How to complete this task — Please repeat every line below exactly, from the first to the last.

Supplied records —
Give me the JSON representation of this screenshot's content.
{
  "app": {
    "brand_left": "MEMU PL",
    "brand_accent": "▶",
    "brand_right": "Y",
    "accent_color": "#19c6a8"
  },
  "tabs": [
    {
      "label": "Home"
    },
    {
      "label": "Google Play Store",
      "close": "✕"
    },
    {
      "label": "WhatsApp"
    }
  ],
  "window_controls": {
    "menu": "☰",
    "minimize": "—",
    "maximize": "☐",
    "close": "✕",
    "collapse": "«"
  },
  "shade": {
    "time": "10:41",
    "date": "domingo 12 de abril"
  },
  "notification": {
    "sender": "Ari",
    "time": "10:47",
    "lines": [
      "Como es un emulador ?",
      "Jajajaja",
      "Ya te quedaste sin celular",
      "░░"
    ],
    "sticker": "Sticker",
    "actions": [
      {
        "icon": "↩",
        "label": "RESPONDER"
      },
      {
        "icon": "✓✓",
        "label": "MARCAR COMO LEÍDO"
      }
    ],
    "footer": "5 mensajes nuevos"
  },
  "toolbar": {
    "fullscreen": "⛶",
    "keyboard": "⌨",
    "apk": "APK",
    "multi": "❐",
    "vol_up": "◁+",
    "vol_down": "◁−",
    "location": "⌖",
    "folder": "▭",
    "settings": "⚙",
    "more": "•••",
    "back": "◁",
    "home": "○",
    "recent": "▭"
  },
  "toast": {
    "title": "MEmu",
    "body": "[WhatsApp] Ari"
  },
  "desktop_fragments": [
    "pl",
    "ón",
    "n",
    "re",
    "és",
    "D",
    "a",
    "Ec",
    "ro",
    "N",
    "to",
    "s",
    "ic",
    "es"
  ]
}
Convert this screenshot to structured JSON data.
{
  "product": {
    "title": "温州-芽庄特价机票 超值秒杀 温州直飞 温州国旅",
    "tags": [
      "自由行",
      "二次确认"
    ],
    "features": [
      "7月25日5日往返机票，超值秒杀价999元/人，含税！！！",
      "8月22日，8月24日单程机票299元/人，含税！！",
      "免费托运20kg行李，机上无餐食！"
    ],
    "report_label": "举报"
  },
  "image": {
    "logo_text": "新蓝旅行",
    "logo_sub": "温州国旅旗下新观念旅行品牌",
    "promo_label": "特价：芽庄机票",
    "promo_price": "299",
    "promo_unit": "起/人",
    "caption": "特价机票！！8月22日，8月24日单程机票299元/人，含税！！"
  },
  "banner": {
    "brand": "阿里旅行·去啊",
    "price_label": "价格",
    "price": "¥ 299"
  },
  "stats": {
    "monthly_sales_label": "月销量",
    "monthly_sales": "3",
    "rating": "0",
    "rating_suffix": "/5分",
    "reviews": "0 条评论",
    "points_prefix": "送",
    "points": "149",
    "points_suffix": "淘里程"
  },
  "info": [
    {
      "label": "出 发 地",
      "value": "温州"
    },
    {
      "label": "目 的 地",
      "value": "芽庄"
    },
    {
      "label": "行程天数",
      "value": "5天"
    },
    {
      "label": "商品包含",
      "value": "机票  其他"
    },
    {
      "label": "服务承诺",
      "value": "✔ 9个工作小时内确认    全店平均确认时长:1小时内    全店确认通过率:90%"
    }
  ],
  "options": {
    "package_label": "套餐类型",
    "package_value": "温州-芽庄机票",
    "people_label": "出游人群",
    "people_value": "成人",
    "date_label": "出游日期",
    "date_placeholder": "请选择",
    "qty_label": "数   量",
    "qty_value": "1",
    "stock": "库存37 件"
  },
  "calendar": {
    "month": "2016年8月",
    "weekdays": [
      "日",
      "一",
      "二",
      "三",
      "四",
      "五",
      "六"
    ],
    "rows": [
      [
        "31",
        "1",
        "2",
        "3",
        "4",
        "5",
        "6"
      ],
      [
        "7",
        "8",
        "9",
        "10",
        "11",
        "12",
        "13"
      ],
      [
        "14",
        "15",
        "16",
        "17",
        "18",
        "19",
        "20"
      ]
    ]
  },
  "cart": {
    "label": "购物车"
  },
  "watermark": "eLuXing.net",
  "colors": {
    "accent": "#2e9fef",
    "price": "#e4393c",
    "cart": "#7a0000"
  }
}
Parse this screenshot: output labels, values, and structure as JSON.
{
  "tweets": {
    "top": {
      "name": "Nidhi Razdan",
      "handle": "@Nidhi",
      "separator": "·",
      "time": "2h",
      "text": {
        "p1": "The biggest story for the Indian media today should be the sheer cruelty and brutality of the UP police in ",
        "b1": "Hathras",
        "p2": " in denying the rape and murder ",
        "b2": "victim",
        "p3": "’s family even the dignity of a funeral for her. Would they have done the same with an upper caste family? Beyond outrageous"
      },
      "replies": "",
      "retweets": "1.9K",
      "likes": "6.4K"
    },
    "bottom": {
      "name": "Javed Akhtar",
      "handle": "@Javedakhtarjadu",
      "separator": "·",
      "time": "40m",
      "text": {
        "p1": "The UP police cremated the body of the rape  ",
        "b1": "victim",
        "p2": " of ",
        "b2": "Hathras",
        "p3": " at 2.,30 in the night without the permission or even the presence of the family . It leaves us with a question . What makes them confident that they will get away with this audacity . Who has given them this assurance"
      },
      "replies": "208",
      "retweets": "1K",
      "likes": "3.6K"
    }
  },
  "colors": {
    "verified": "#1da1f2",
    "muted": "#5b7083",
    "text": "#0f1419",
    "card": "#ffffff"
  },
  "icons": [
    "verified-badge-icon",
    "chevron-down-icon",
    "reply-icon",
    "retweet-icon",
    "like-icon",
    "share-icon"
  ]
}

Response area —
Give me the JSON representation of this screenshot's content.
{
  "app": {
    "brand_left": "MEMU PL",
    "brand_accent": "▶",
    "brand_right": "Y",
    "accent_color": "#19c6a8"
  },
  "tabs": [
    {
      "label": "Home"
    },
    {
      "label": "Google Play Store",
      "close": "✕"
    },
    {
      "label": "WhatsApp"
    }
  ],
  "window_controls": {
    "menu": "☰",
    "minimize": "—",
    "maximize": "☐",
    "close": "✕",
    "collapse": "«"
  },
  "shade": {
    "time": "10:41",
    "date": "domingo 12 de abril"
  },
  "notification": {
    "sender": "Ari",
    "time": "10:47",
    "lines": [
      "Como es un emulador ?",
      "Jajajaja",
      "Ya te quedaste sin celular",
      "░░"
    ],
    "sticker": "Sticker",
    "actions": [
      {
        "icon": "↩",
        "label": "RESPONDER"
      },
      {
        "icon": "✓✓",
        "label": "MARCAR COMO LEÍDO"
      }
    ],
    "footer": "5 mensajes nuevos"
  },
  "toolbar": {
    "fullscreen": "⛶",
    "keyboard": "⌨",
    "apk": "APK",
    "multi": "❐",
    "vol_up": "◁+",
    "vol_down": "◁−",
    "location": "⌖",
    "folder": "▭",
    "settings": "⚙",
    "more": "•••",
    "back": "◁",
    "home": "○",
    "recent": "▭"
  },
  "toast": {
    "title": "MEmu",
    "body": "[WhatsApp] Ari"
  },
  "desktop_fragments": [
    "pl",
    "ón",
    "n",
    "re",
    "és",
    "D",
    "a",
    "Ec",
    "ro",
    "N",
    "to",
    "s",
    "ic",
    "es"
  ]
}
Convert this screenshot to structured JSON data.
{
  "product": {
    "title": "温州-芽庄特价机票 超值秒杀 温州直飞 温州国旅",
    "tags": [
      "自由行",
      "二次确认"
    ],
    "features": [
      "7月25日5日往返机票，超值秒杀价999元/人，含税！！！",
      "8月22日，8月24日单程机票299元/人，含税！！",
      "免费托运20kg行李，机上无餐食！"
    ],
    "report_label": "举报"
  },
  "image": {
    "logo_text": "新蓝旅行",
    "logo_sub": "温州国旅旗下新观念旅行品牌",
    "promo_label": "特价：芽庄机票",
    "promo_price": "299",
    "promo_unit": "起/人",
    "caption": "特价机票！！8月22日，8月24日单程机票299元/人，含税！！"
  },
  "banner": {
    "brand": "阿里旅行·去啊",
    "price_label": "价格",
    "price": "¥ 299"
  },
  "stats": {
    "monthly_sales_label": "月销量",
    "monthly_sales": "3",
    "rating": "0",
    "rating_suffix": "/5分",
    "reviews": "0 条评论",
    "points_prefix": "送",
    "points": "149",
    "points_suffix": "淘里程"
  },
  "info": [
    {
      "label": "出 发 地",
      "value": "温州"
    },
    {
      "label": "目 的 地",
      "value": "芽庄"
    },
    {
      "label": "行程天数",
      "value": "5天"
    },
    {
      "label": "商品包含",
      "value": "机票  其他"
    },
    {
      "label": "服务承诺",
      "value": "✔ 9个工作小时内确认    全店平均确认时长:1小时内    全店确认通过率:90%"
    }
  ],
  "options": {
    "package_label": "套餐类型",
    "package_value": "温州-芽庄机票",
    "people_label": "出游人群",
    "people_value": "成人",
    "date_label": "出游日期",
    "date_placeholder": "请选择",
    "qty_label": "数   量",
    "qty_value": "1",
    "stock": "库存37 件"
  },
  "calendar": {
    "month": "2016年8月",
    "weekdays": [
      "日",
      "一",
      "二",
      "三",
      "四",
      "五",
      "六"
    ],
    "rows": [
      [
        "31",
        "1",
        "2",
        "3",
        "4",
        "5",
        "6"
      ],
      [
        "7",
        "8",
        "9",
        "10",
        "11",
        "12",
        "13"
      ],
      [
        "14",
        "15",
        "16",
        "17",
        "18",
        "19",
        "20"
      ]
    ]
  },
  "cart": {
    "label": "购物车"
  },
  "watermark": "eLuXing.net",
  "colors": {
    "accent": "#2e9fef",
    "price": "#e4393c",
    "cart": "#7a0000"
  }
}
Parse this screenshot: output labels, values, and structure as JSON.
{
  "tweets": {
    "top": {
      "name": "Nidhi Razdan",
      "handle": "@Nidhi",
      "separator": "·",
      "time": "2h",
      "text": {
        "p1": "The biggest story for the Indian media today should be the sheer cruelty and brutality of the UP police in ",
        "b1": "Hathras",
        "p2": " in denying the rape and murder ",
        "b2": "victim",
        "p3": "’s family even the dignity of a funeral for her. Would they have done the same with an upper caste family? Beyond outrageous"
      },
      "replies": "",
      "retweets": "1.9K",
      "likes": "6.4K"
    },
    "bottom": {
      "name": "Javed Akhtar",
      "handle": "@Javedakhtarjadu",
      "separator": "·",
      "time": "40m",
      "text": {
        "p1": "The UP police cremated the body of the rape  ",
        "b1": "victim",
        "p2": " of ",
        "b2": "Hathras",
        "p3": " at 2.,30 in the night without the permission or even the presence of the family . It leaves us with a question . What makes them confident that they will get away with this audacity . Who has given them this assurance"
      },
      "replies": "208",
      "retweets": "1K",
      "likes": "3.6K"
    }
  },
  "colors": {
    "verified": "#1da1f2",
    "muted": "#5b7083",
    "text": "#0f1419",
    "card": "#ffffff"
  },
  "icons": [
    "verified-badge-icon",
    "chevron-down-icon",
    "reply-icon",
    "retweet-icon",
    "like-icon",
    "share-icon"
  ]
}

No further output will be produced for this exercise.